My friend Chris and I agreed, on a later trip, that Amsterdam is the most beautiful city we've seen. Chris has traveled fairly well in Europe and Asia. Me, well, I've seen Amsterdam, Seville, Dublin, and cities in the west of the U.S.
Seville has beautiful elements, as does San Francisco. But AmsterdamI've realized more fully on each of the two times I've returned since living thereis almost entirely beautiful. The repeating effect of so many beautiful houses, canals, boats and houseboats is really affective, when you're in the mood for it.
It's strange how you wouldn't think of that if you lived there. At least, I didn't. It doesn't feel beautiful sometimesthough I am learning to enjoy it more.
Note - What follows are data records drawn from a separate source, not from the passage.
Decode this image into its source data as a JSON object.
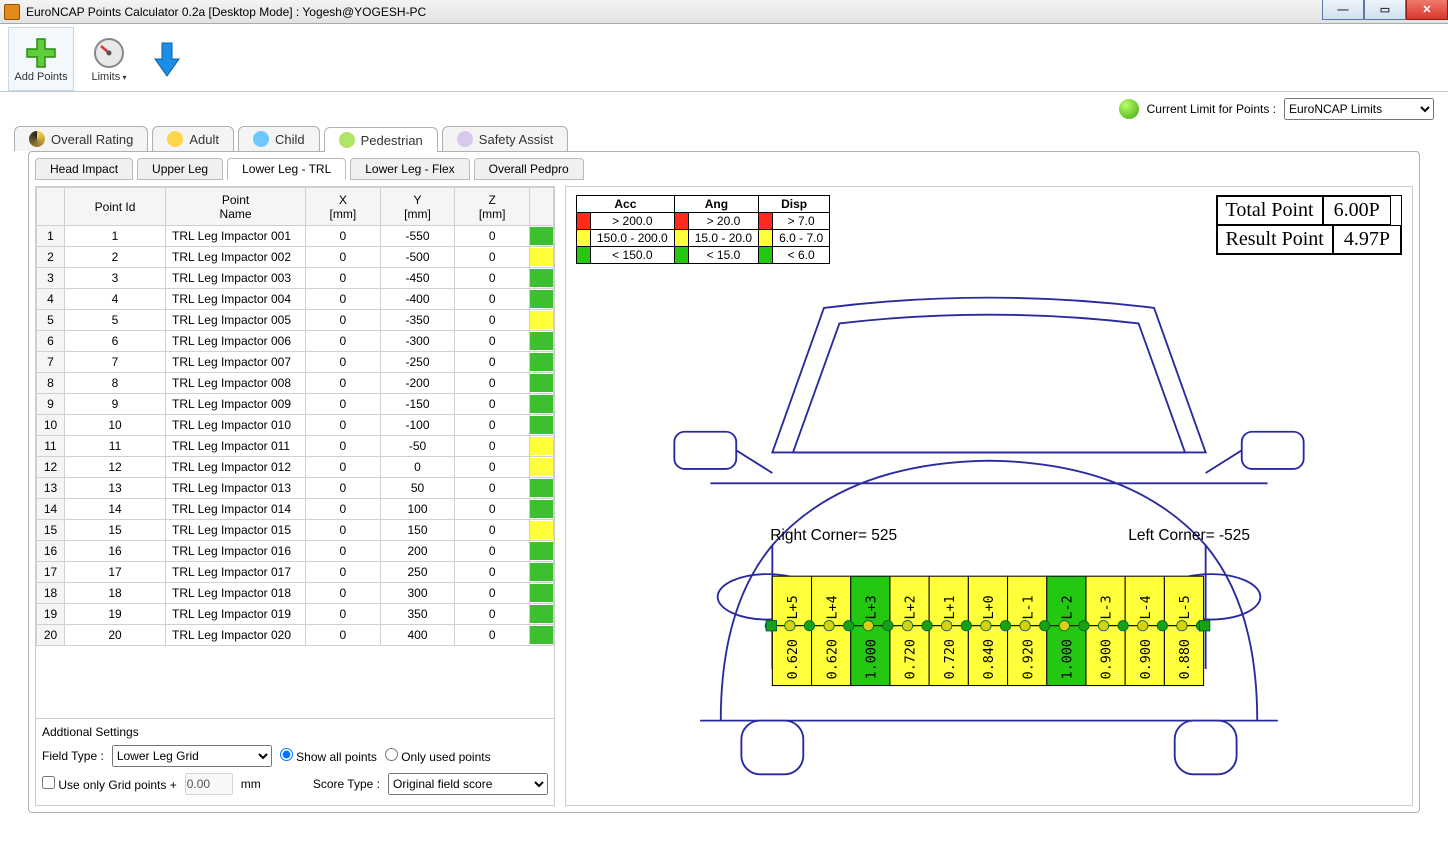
{
  "window": {
    "title": "EuroNCAP Points Calculator 0.2a [Desktop Mode] : Yogesh@YOGESH-PC"
  },
  "toolbar": {
    "add_points": "Add Points",
    "limits": "Limits"
  },
  "limit_row": {
    "label": "Current Limit for Points :",
    "selected": "EuroNCAP Limits"
  },
  "tabs": {
    "overall": "Overall Rating",
    "adult": "Adult",
    "child": "Child",
    "pedestrian": "Pedestrian",
    "safety": "Safety Assist"
  },
  "subtabs": {
    "head": "Head Impact",
    "upper": "Upper Leg",
    "trl": "Lower Leg - TRL",
    "flex": "Lower Leg - Flex",
    "overallp": "Overall Pedpro"
  },
  "table": {
    "headers": {
      "pid": "Point Id",
      "pname": "Point\nName",
      "x": "X\n[mm]",
      "y": "Y\n[mm]",
      "z": "Z\n[mm]"
    },
    "rows": [
      {
        "n": 1,
        "id": "1",
        "name": "TRL Leg Impactor 001",
        "x": "0",
        "y": "-550",
        "z": "0",
        "c": "g"
      },
      {
        "n": 2,
        "id": "2",
        "name": "TRL Leg Impactor 002",
        "x": "0",
        "y": "-500",
        "z": "0",
        "c": "y"
      },
      {
        "n": 3,
        "id": "3",
        "name": "TRL Leg Impactor 003",
        "x": "0",
        "y": "-450",
        "z": "0",
        "c": "g"
      },
      {
        "n": 4,
        "id": "4",
        "name": "TRL Leg Impactor 004",
        "x": "0",
        "y": "-400",
        "z": "0",
        "c": "g"
      },
      {
        "n": 5,
        "id": "5",
        "name": "TRL Leg Impactor 005",
        "x": "0",
        "y": "-350",
        "z": "0",
        "c": "y"
      },
      {
        "n": 6,
        "id": "6",
        "name": "TRL Leg Impactor 006",
        "x": "0",
        "y": "-300",
        "z": "0",
        "c": "g"
      },
      {
        "n": 7,
        "id": "7",
        "name": "TRL Leg Impactor 007",
        "x": "0",
        "y": "-250",
        "z": "0",
        "c": "g"
      },
      {
        "n": 8,
        "id": "8",
        "name": "TRL Leg Impactor 008",
        "x": "0",
        "y": "-200",
        "z": "0",
        "c": "g"
      },
      {
        "n": 9,
        "id": "9",
        "name": "TRL Leg Impactor 009",
        "x": "0",
        "y": "-150",
        "z": "0",
        "c": "g"
      },
      {
        "n": 10,
        "id": "10",
        "name": "TRL Leg Impactor 010",
        "x": "0",
        "y": "-100",
        "z": "0",
        "c": "g"
      },
      {
        "n": 11,
        "id": "11",
        "name": "TRL Leg Impactor 011",
        "x": "0",
        "y": "-50",
        "z": "0",
        "c": "y"
      },
      {
        "n": 12,
        "id": "12",
        "name": "TRL Leg Impactor 012",
        "x": "0",
        "y": "0",
        "z": "0",
        "c": "y"
      },
      {
        "n": 13,
        "id": "13",
        "name": "TRL Leg Impactor 013",
        "x": "0",
        "y": "50",
        "z": "0",
        "c": "g"
      },
      {
        "n": 14,
        "id": "14",
        "name": "TRL Leg Impactor 014",
        "x": "0",
        "y": "100",
        "z": "0",
        "c": "g"
      },
      {
        "n": 15,
        "id": "15",
        "name": "TRL Leg Impactor 015",
        "x": "0",
        "y": "150",
        "z": "0",
        "c": "y"
      },
      {
        "n": 16,
        "id": "16",
        "name": "TRL Leg Impactor 016",
        "x": "0",
        "y": "200",
        "z": "0",
        "c": "g"
      },
      {
        "n": 17,
        "id": "17",
        "name": "TRL Leg Impactor 017",
        "x": "0",
        "y": "250",
        "z": "0",
        "c": "g"
      },
      {
        "n": 18,
        "id": "18",
        "name": "TRL Leg Impactor 018",
        "x": "0",
        "y": "300",
        "z": "0",
        "c": "g"
      },
      {
        "n": 19,
        "id": "19",
        "name": "TRL Leg Impactor 019",
        "x": "0",
        "y": "350",
        "z": "0",
        "c": "g"
      },
      {
        "n": 20,
        "id": "20",
        "name": "TRL Leg Impactor 020",
        "x": "0",
        "y": "400",
        "z": "0",
        "c": "g"
      }
    ]
  },
  "settings": {
    "title": "Addtional Settings",
    "field_type_label": "Field Type  :",
    "field_type_value": "Lower Leg Grid",
    "show_all": "Show all points",
    "only_used": "Only used points",
    "use_grid": "Use only Grid points +",
    "grid_val": "0.00",
    "mm": "mm",
    "score_type_label": "Score Type :",
    "score_type_value": "Original field score"
  },
  "legend": {
    "h1": "Acc",
    "h2": "Ang",
    "h3": "Disp",
    "r1a": "> 200.0",
    "r1b": "> 20.0",
    "r1c": "> 7.0",
    "r2a": "150.0 - 200.0",
    "r2b": "15.0 - 20.0",
    "r2c": "6.0 - 7.0",
    "r3a": "< 150.0",
    "r3b": "< 15.0",
    "r3c": "< 6.0"
  },
  "points": {
    "tpl": "Total Point",
    "tpv": "6.00P",
    "rpl": "Result Point",
    "rpv": "4.97P"
  },
  "diagram": {
    "right_corner": "Right Corner= 525",
    "left_corner": "Left Corner= -525",
    "cells": [
      {
        "label": "L+5",
        "val": "0.620",
        "c": "y"
      },
      {
        "label": "L+4",
        "val": "0.620",
        "c": "y"
      },
      {
        "label": "L+3",
        "val": "1.000",
        "c": "g"
      },
      {
        "label": "L+2",
        "val": "0.720",
        "c": "y"
      },
      {
        "label": "L+1",
        "val": "0.720",
        "c": "y"
      },
      {
        "label": "L+0",
        "val": "0.840",
        "c": "y"
      },
      {
        "label": "L-1",
        "val": "0.920",
        "c": "y"
      },
      {
        "label": "L-2",
        "val": "1.000",
        "c": "g"
      },
      {
        "label": "L-3",
        "val": "0.900",
        "c": "y"
      },
      {
        "label": "L-4",
        "val": "0.900",
        "c": "y"
      },
      {
        "label": "L-5",
        "val": "0.880",
        "c": "y"
      }
    ]
  }
}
The large windows, indeed, serve a purpose besides the normal. These are the path of ingress and egress for household furnishings.
The typical Amsterdam house is constructed with a thick beam that protrudes from the top of the gable, above a small attic window in the gable, and affixed with a large iron hook. On the day of any furniture moving, the householder attaches a large pulley to the hook.
The job requires at least three people. At least one person draws on the rope, which lifts the load. Another person, also on the ground, mans a rope that attaches to the load and holds it steady on the way up, keeping it from swaying and guiding it toward the chosen upstairs window. In the window, which opens wide, another person receives the load and brings it inward.
Many Amsterdam houses tilt forward a slight degree. Some canal houses are just plain crooked, through the subsidence of their foundation over centuries. Many downtown residences date from the "Golden Age" of Dutch society,
a cask of peppercorn from the Dutch East Indies could provide a man with enough wealth to live out his life in relative comfort.
this forward-leaning is often a matter of design designed for just this sort of furniture-moving.
(the form exists in other Dutch cities as well, naturally; but seems to be most prevalent in Amsterdam.)